Every entry below is to be copied exactly, with nothing left out.

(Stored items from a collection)
=== Begin Enclosure ===
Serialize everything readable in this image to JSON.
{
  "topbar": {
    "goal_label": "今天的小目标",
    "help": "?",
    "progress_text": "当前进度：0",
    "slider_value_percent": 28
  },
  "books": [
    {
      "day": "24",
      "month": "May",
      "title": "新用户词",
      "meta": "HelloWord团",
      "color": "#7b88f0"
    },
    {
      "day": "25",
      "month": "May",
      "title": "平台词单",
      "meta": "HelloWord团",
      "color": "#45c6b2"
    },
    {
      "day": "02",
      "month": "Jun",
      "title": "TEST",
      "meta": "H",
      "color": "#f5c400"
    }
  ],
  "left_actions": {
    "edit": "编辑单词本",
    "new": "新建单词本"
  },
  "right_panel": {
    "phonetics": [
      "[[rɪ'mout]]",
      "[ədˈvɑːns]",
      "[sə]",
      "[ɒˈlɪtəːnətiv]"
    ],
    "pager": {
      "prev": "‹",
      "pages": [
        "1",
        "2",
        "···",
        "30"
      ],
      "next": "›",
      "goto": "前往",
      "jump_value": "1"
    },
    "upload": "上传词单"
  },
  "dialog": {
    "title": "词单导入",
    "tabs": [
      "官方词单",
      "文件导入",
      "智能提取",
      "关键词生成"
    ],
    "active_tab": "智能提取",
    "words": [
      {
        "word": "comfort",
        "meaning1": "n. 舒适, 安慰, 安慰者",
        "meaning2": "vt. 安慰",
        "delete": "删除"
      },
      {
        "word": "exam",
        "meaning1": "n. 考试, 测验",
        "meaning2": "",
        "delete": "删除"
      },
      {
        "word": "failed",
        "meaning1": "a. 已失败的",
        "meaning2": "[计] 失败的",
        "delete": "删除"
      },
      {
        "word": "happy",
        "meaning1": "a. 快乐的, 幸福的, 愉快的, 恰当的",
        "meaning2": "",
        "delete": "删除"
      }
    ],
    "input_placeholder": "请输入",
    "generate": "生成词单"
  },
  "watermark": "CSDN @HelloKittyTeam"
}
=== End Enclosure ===
RESPONSE BELOW:
Serialize everything readable in this image to JSON.
{
  "topbar": {
    "goal_label": "今天的小目标",
    "help": "?",
    "progress_text": "当前进度：0",
    "slider_value_percent": 28
  },
  "books": [
    {
      "day": "24",
      "month": "May",
      "title": "新用户词",
      "meta": "HelloWord团",
      "color": "#7b88f0"
    },
    {
      "day": "25",
      "month": "May",
      "title": "平台词单",
      "meta": "HelloWord团",
      "color": "#45c6b2"
    },
    {
      "day": "02",
      "month": "Jun",
      "title": "TEST",
      "meta": "H",
      "color": "#f5c400"
    }
  ],
  "left_actions": {
    "edit": "编辑单词本",
    "new": "新建单词本"
  },
  "right_panel": {
    "phonetics": [
      "[[rɪ'mout]]",
      "[ədˈvɑːns]",
      "[sə]",
      "[ɒˈlɪtəːnətiv]"
    ],
    "pager": {
      "prev": "‹",
      "pages": [
        "1",
        "2",
        "···",
        "30"
      ],
      "next": "›",
      "goto": "前往",
      "jump_value": "1"
    },
    "upload": "上传词单"
  },
  "dialog": {
    "title": "词单导入",
    "tabs": [
      "官方词单",
      "文件导入",
      "智能提取",
      "关键词生成"
    ],
    "active_tab": "智能提取",
    "words": [
      {
        "word": "comfort",
        "meaning1": "n. 舒适, 安慰, 安慰者",
        "meaning2": "vt. 安慰",
        "delete": "删除"
      },
      {
        "word": "exam",
        "meaning1": "n. 考试, 测验",
        "meaning2": "",
        "delete": "删除"
      },
      {
        "word": "failed",
        "meaning1": "a. 已失败的",
        "meaning2": "[计] 失败的",
        "delete": "删除"
      },
      {
        "word": "happy",
        "meaning1": "a. 快乐的, 幸福的, 愉快的, 恰当的",
        "meaning2": "",
        "delete": "删除"
      }
    ],
    "input_placeholder": "请输入",
    "generate": "生成词单"
  },
  "watermark": "CSDN @HelloKittyTeam"
}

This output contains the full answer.